When engraving metal workpieces that will be subjected to different kinds of wear or surface treatments, laser engraving technology is usually utilized. Steel and aluminum, particularly die-cast and anodized aluminum, are used in metal engraving.
This process’s capacity to engrave 2D codes that maintain excellent reading rates following post-process treatments is its most notable characteristic. The most complicated traceability problems may be resolved with these procedures, which can involve shotblasting, e-coating, and heat treatments.
Laser etching, on the other hand, is usually chosen if engraving the most durable identification is not required because it is a high-speed technique that depends less on ablation.
A greater range of materials, such as steel, aluminum, anodized aluminum, lead, magnesium, and zinc, may be etched using a laser.
Additionally, a special technique known as laser annealing may be used to brand metals like stainless steel.
How It Works: From Solid to Gas
Laser engraving sublimates the material surface to create deep fissures, whereas laser etching melts the material surface to alter its roughness. This indicates that the surface never becomes a liquid since it absorbs enough energy right away to transform from a solid to a gas.
The laser engraving system has to provide enough energy in order for the material’s surface to reach its vaporization temperature in milliseconds, which is necessary for sublimation. Laser engravers are quite strong instruments, especially when you consider the high temperatures needed for sublimation.
When materials get this hot, they evaporate and turn into vapors. Consequently, if you get a laser system, it has to be accompanied with an air knife to shield the laser’s lens and a fume extractor system to safeguard the surrounding area.

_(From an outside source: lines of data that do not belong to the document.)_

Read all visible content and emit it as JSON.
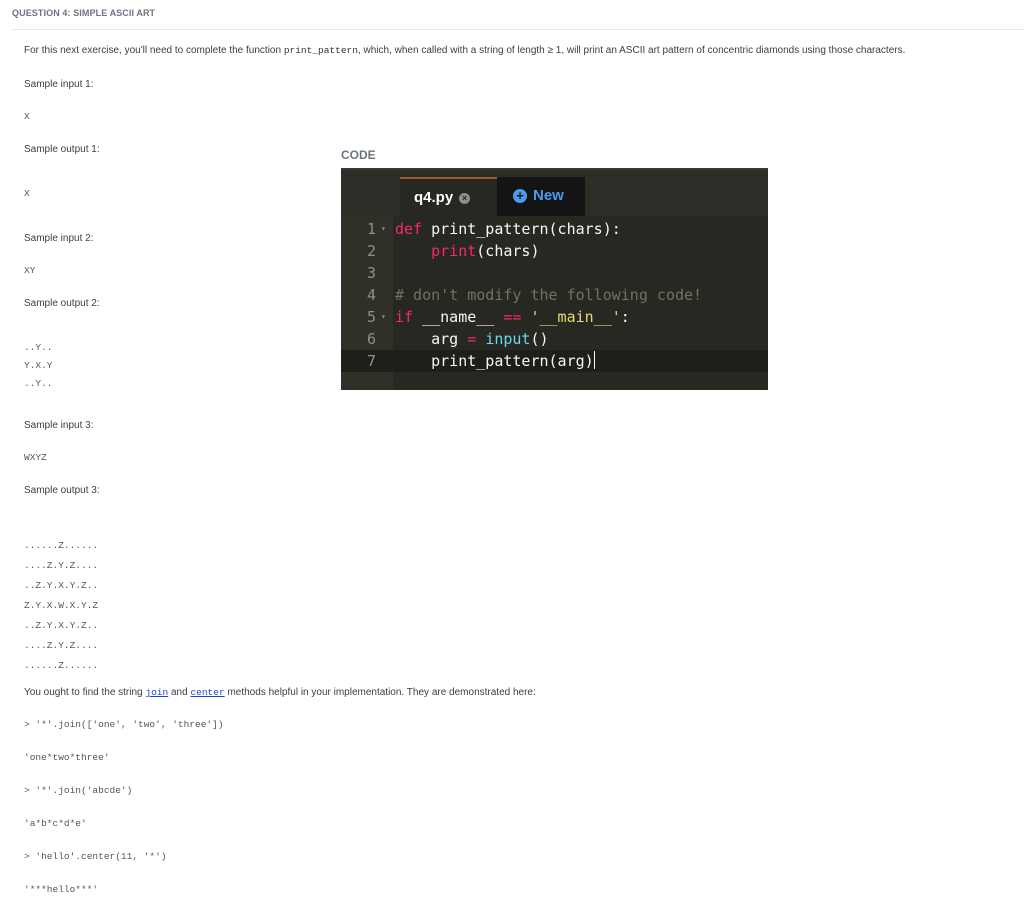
{
  "question": {
    "title": "QUESTION 4: SIMPLE ASCII ART",
    "intro_pre": "For this next exercise, you'll need to complete the function ",
    "intro_code": "print_pattern",
    "intro_post": ", which, when called with a string of length ≥ 1, will print an ASCII art pattern of concentric diamonds using those characters."
  },
  "samples": [
    {
      "input_label": "Sample input 1:",
      "input": "X",
      "output_label": "Sample output 1:",
      "output": [
        "X"
      ]
    },
    {
      "input_label": "Sample input 2:",
      "input": "XY",
      "output_label": "Sample output 2:",
      "output": [
        "..Y..",
        "Y.X.Y",
        "..Y.."
      ]
    },
    {
      "input_label": "Sample input 3:",
      "input": "WXYZ",
      "output_label": "Sample output 3:",
      "output": [
        "......Z......",
        "....Z.Y.Z....",
        "..Z.Y.X.Y.Z..",
        "Z.Y.X.W.X.Y.Z",
        "..Z.Y.X.Y.Z..",
        "....Z.Y.Z....",
        "......Z......"
      ]
    }
  ],
  "hint": {
    "pre": "You ought to find the string ",
    "link1": "join",
    "mid": " and ",
    "link2": "center",
    "post": " methods helpful in your implementation. They are demonstrated here:"
  },
  "demos": [
    "> '*'.join(['one', 'two', 'three'])",
    "'one*two*three'",
    "> '*'.join('abcde')",
    "'a*b*c*d*e'",
    "> 'hello'.center(11, '*')",
    "'***hello***'"
  ],
  "code_panel": {
    "label": "CODE",
    "tab_name": "q4.py",
    "close_icon": "×",
    "new_icon": "+",
    "new_label": "New",
    "line_numbers": [
      "1",
      "2",
      "3",
      "4",
      "5",
      "6",
      "7"
    ],
    "active_line": 7,
    "lines": [
      [
        {
          "t": "kw",
          "v": "def"
        },
        {
          "t": "fn",
          "v": " print_pattern(chars):"
        }
      ],
      [
        {
          "t": "fn",
          "v": "    "
        },
        {
          "t": "kw",
          "v": "print"
        },
        {
          "t": "fn",
          "v": "(chars)"
        }
      ],
      [],
      [
        {
          "t": "cm",
          "v": "# don't modify the following code!"
        }
      ],
      [
        {
          "t": "kw",
          "v": "if"
        },
        {
          "t": "fn",
          "v": " __name__ "
        },
        {
          "t": "op",
          "v": "=="
        },
        {
          "t": "fn",
          "v": " "
        },
        {
          "t": "str",
          "v": "'__main__'"
        },
        {
          "t": "fn",
          "v": ":"
        }
      ],
      [
        {
          "t": "fn",
          "v": "    arg "
        },
        {
          "t": "op",
          "v": "="
        },
        {
          "t": "fn",
          "v": " "
        },
        {
          "t": "bi",
          "v": "input"
        },
        {
          "t": "fn",
          "v": "()"
        }
      ],
      [
        {
          "t": "fn",
          "v": "    print_pattern(arg)"
        }
      ]
    ]
  }
}
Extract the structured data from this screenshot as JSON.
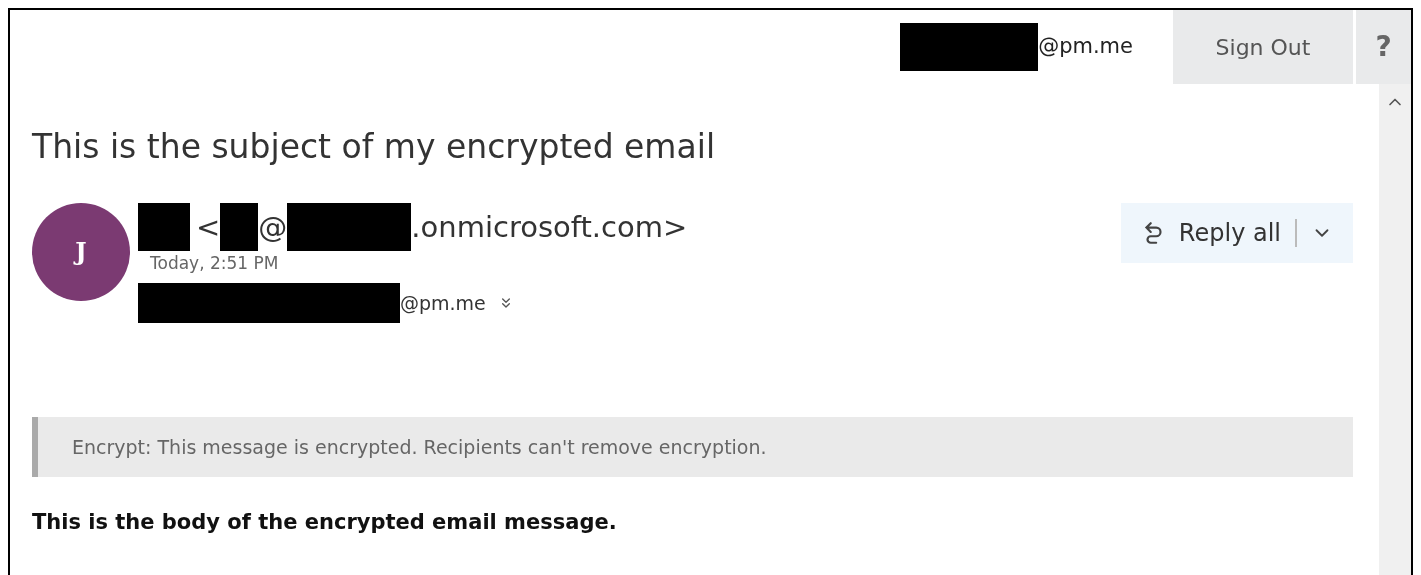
{
  "account": {
    "email_suffix": "@pm.me"
  },
  "sign_out": "Sign Out",
  "help": "?",
  "subject": "This is the subject of my encrypted email",
  "sender": {
    "avatar_initial": "J",
    "address_open": "<",
    "at": "@",
    "domain": ".onmicrosoft.com>",
    "time": "Today, 2:51 PM",
    "recipient_suffix": "@pm.me"
  },
  "reply_all": "Reply all",
  "banner": "Encrypt: This message is encrypted. Recipients can't remove encryption.",
  "body": "This is the body of the encrypted email message."
}
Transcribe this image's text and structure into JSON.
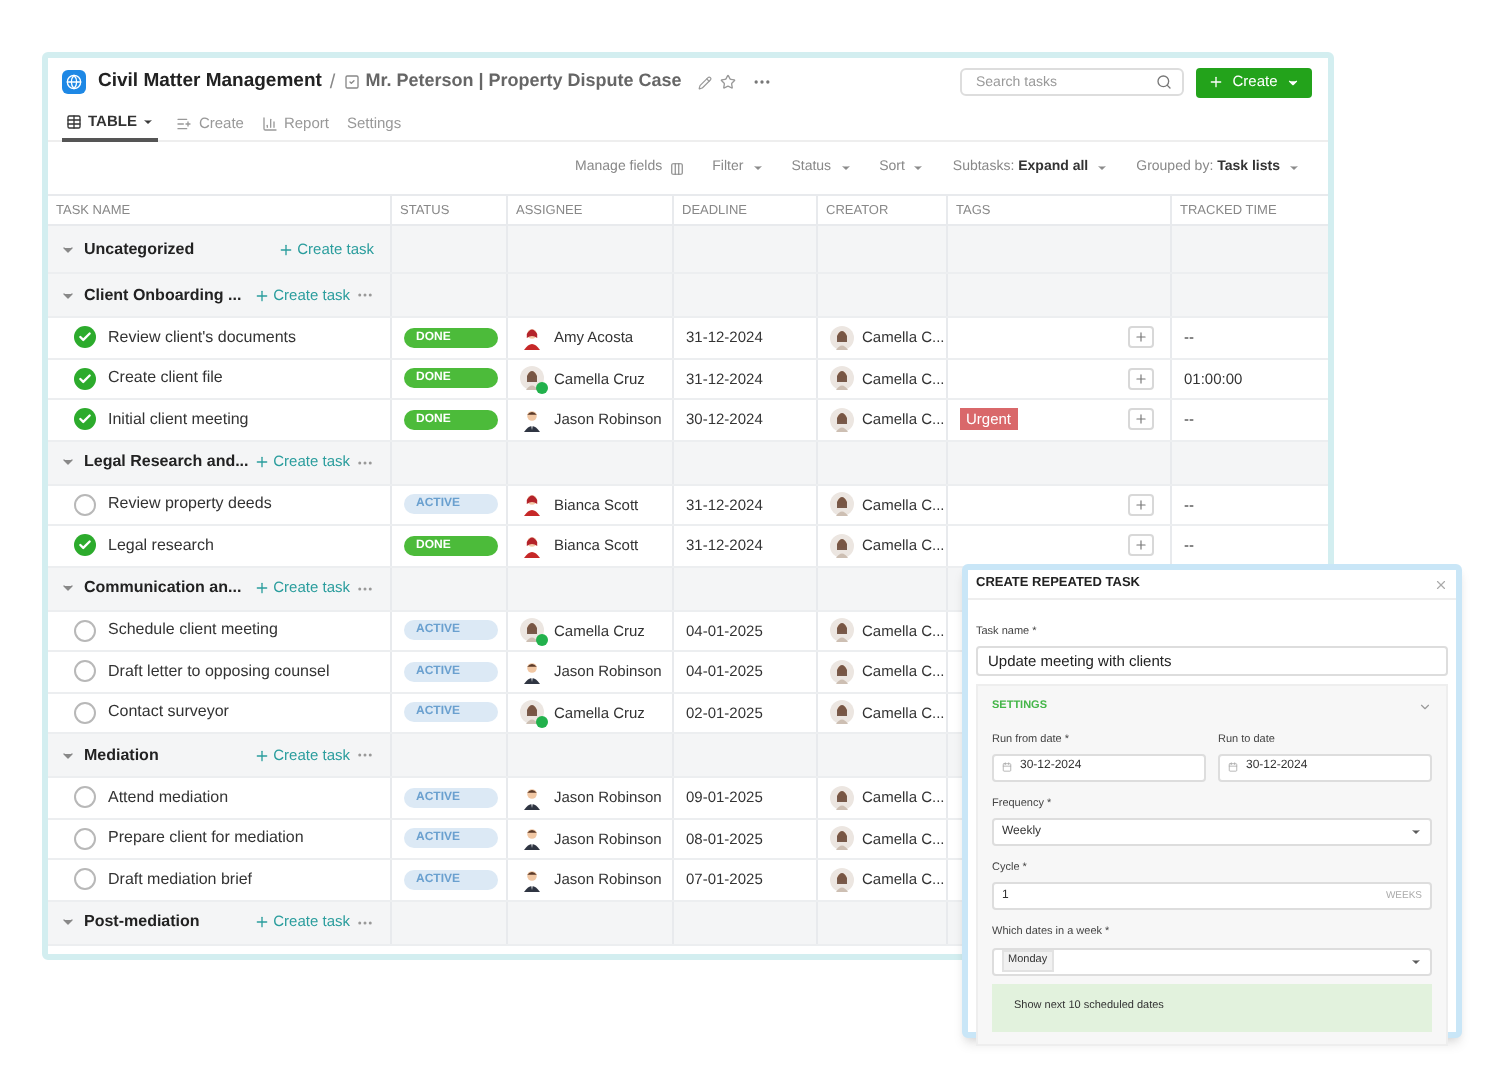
{
  "header": {
    "project": "Civil Matter Management",
    "separator": "/",
    "case": "Mr. Peterson | Property Dispute Case",
    "search": {
      "placeholder": "Search tasks"
    },
    "create_button": "Create"
  },
  "view_tabs": [
    {
      "label": "TABLE",
      "selected": true,
      "kind": "table"
    },
    {
      "label": "Create",
      "selected": false,
      "kind": "create"
    },
    {
      "label": "Report",
      "selected": false,
      "kind": "report"
    },
    {
      "label": "Settings",
      "selected": false,
      "kind": "settings"
    }
  ],
  "toolbar": [
    {
      "label": "Manage fields",
      "kind": "fields"
    },
    {
      "label": "Filter",
      "kind": "dropdown"
    },
    {
      "label": "Status",
      "kind": "dropdown"
    },
    {
      "label": "Sort",
      "kind": "dropdown"
    },
    {
      "label": "Subtasks:",
      "value": "Expand all",
      "kind": "dropdown"
    },
    {
      "label": "Grouped by:",
      "value": "Task lists",
      "kind": "dropdown"
    }
  ],
  "columns": [
    "TASK NAME",
    "STATUS",
    "ASSIGNEE",
    "DEADLINE",
    "CREATOR",
    "TAGS",
    "TRACKED TIME"
  ],
  "groups": [
    {
      "name": "Uncategorized",
      "create_label": "Create task",
      "menu": false
    },
    {
      "name": "Client Onboarding ...",
      "create_label": "Create task",
      "menu": true,
      "tasks": [
        {
          "name": "Review client's documents",
          "done": true,
          "status": {
            "label": "DONE",
            "kind": "done"
          },
          "assignee": {
            "name": "Amy Acosta",
            "kind": "red",
            "online": false
          },
          "deadline": "31-12-2024",
          "creator": "Camella C...",
          "tracked": "--"
        },
        {
          "name": "Create client file",
          "done": true,
          "status": {
            "label": "DONE",
            "kind": "done"
          },
          "assignee": {
            "name": "Camella Cruz",
            "kind": "photo",
            "online": true
          },
          "deadline": "31-12-2024",
          "creator": "Camella C...",
          "tracked": "01:00:00"
        },
        {
          "name": "Initial client meeting",
          "done": true,
          "status": {
            "label": "DONE",
            "kind": "done"
          },
          "assignee": {
            "name": "Jason Robinson",
            "kind": "suit",
            "online": false
          },
          "deadline": "30-12-2024",
          "creator": "Camella C...",
          "tag": "Urgent",
          "tracked": "--"
        }
      ]
    },
    {
      "name": "Legal Research and...",
      "create_label": "Create task",
      "menu": true,
      "tasks": [
        {
          "name": "Review property deeds",
          "done": false,
          "status": {
            "label": "ACTIVE",
            "kind": "active"
          },
          "assignee": {
            "name": "Bianca Scott",
            "kind": "red",
            "online": false
          },
          "deadline": "31-12-2024",
          "creator": "Camella C...",
          "tracked": "--"
        },
        {
          "name": "Legal research",
          "done": true,
          "status": {
            "label": "DONE",
            "kind": "done"
          },
          "assignee": {
            "name": "Bianca Scott",
            "kind": "red",
            "online": false
          },
          "deadline": "31-12-2024",
          "creator": "Camella C...",
          "tracked": "--"
        }
      ]
    },
    {
      "name": "Communication an...",
      "create_label": "Create task",
      "menu": true,
      "tasks": [
        {
          "name": "Schedule client meeting",
          "done": false,
          "status": {
            "label": "ACTIVE",
            "kind": "active"
          },
          "assignee": {
            "name": "Camella Cruz",
            "kind": "photo",
            "online": true
          },
          "deadline": "04-01-2025",
          "creator": "Camella C..."
        },
        {
          "name": "Draft letter to opposing counsel",
          "done": false,
          "status": {
            "label": "ACTIVE",
            "kind": "active"
          },
          "assignee": {
            "name": "Jason Robinson",
            "kind": "suit",
            "online": false
          },
          "deadline": "04-01-2025",
          "creator": "Camella C..."
        },
        {
          "name": "Contact surveyor",
          "done": false,
          "status": {
            "label": "ACTIVE",
            "kind": "active"
          },
          "assignee": {
            "name": "Camella Cruz",
            "kind": "photo",
            "online": true
          },
          "deadline": "02-01-2025",
          "creator": "Camella C..."
        }
      ]
    },
    {
      "name": "Mediation",
      "create_label": "Create task",
      "menu": true,
      "tasks": [
        {
          "name": "Attend mediation",
          "done": false,
          "status": {
            "label": "ACTIVE",
            "kind": "active"
          },
          "assignee": {
            "name": "Jason Robinson",
            "kind": "suit",
            "online": false
          },
          "deadline": "09-01-2025",
          "creator": "Camella C..."
        },
        {
          "name": "Prepare client for mediation",
          "done": false,
          "status": {
            "label": "ACTIVE",
            "kind": "active"
          },
          "assignee": {
            "name": "Jason Robinson",
            "kind": "suit",
            "online": false
          },
          "deadline": "08-01-2025",
          "creator": "Camella C..."
        },
        {
          "name": "Draft mediation brief",
          "done": false,
          "status": {
            "label": "ACTIVE",
            "kind": "active"
          },
          "assignee": {
            "name": "Jason Robinson",
            "kind": "suit",
            "online": false
          },
          "deadline": "07-01-2025",
          "creator": "Camella C..."
        }
      ]
    },
    {
      "name": "Post-mediation",
      "create_label": "Create task",
      "menu": true
    }
  ],
  "dialog": {
    "title": "CREATE REPEATED TASK",
    "task_name_label": "Task name *",
    "task_name": "Update meeting with clients",
    "section": "SETTINGS",
    "from_label": "Run from date *",
    "from": "30-12-2024",
    "to_label": "Run to date",
    "to": "30-12-2024",
    "frequency_label": "Frequency *",
    "frequency": "Weekly",
    "cycle_label": "Cycle *",
    "cycle": "1",
    "cycle_unit": "WEEKS",
    "days_label": "Which dates in a week *",
    "days": [
      "Monday"
    ],
    "preview": "Show next 10 scheduled dates"
  }
}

Because they provide a wavelength that interacts well with metals, fiber lasers are the perfect engraving instruments for this.
How Can High-Contrast, High-Quality Marks Be Engraved?
You may observe the chaotic surface produced by laser engraving if you look at the following enlarged photos.
Laser engraving leaves darker permanent markings because light is trapped in deep voids (the engraving depth can go up to 0.5 mm).
When laser engraving a surface, you may achieve contrast in two methods.